          Yeah.
  • So where I was motivated before to put together a great presentation, now it is what I think about. And since my talk's topic will be blogging--how it can both enrich your connection to the natural world and your writing practice--I want and need to be 100% transparent here. I will keep posting on what inspires me, when it inspires me, of course. That's been the whole point from the beginning, and that's probably why you've stuck around. But in the next several months, I'm going to need your help, friends. For experience's sake, I'm going to try some new things (giveaways), reach out to other networks (guest blogging), curate and edit an online newsletter (Nature-Talk), and ask you, dear reader, some basic nature/blog/photography/writing related questions. Any feedback you'd care to share with me will be gobbled up with heaps of appreciation. I'm planning to create a Prezi that includes names and links and a whole mess of goodness. I'd love for your voice to be a part of the mix. 

  • In the mean time, if you have books or articles I should read, questions I should be thinking about, or whatever, please let me know. We're one big community, right? If I've learned anything from this bloggy venture, it's been that the world really is small after all.

To the road!

May 1, 2012

The Lake
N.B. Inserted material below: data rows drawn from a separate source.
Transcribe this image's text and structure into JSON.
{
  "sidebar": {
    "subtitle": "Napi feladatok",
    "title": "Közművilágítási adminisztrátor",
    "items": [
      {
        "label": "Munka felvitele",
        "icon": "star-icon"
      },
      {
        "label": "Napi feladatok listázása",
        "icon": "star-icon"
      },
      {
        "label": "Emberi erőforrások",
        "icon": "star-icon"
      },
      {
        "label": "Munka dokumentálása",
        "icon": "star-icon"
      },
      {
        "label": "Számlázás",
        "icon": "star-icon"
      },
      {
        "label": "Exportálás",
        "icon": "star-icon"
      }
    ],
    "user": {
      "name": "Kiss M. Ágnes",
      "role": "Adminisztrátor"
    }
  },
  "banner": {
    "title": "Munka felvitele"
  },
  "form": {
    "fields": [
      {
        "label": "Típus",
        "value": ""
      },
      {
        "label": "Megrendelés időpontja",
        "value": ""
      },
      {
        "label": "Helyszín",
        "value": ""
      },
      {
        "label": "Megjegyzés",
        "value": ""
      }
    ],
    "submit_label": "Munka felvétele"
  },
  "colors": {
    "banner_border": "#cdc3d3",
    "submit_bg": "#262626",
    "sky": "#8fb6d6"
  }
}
My appreciation for place comes most directly from my parents, but I also have to thank Grandpa and Grandma Longstreet for scouting out the piece of southwestern Minnesota lake land that has become the one consistent spot on earth I've returned to since the year I was born. I visit Lake Shetek and Keeley Island and the Longstreet Lot less now that I'm older and farther away and--that too-easy word--busy. But its greens and blues and laughs and grill-roasted turkey dinners feel no less vivid.

My essay "The Lake," out this month in Minnesota Conservation Volunteer, is a long-time coming. A long time, pre-me. It's a thank you letter, really. So: Grandpa Bud, I imagine your face with the smile I would have witnessed had you lived to meet me, and Grandma Mar, I miss you so much and sense the pressure of your hand around my wrist.

Keeley Island, Lake Shetek, MN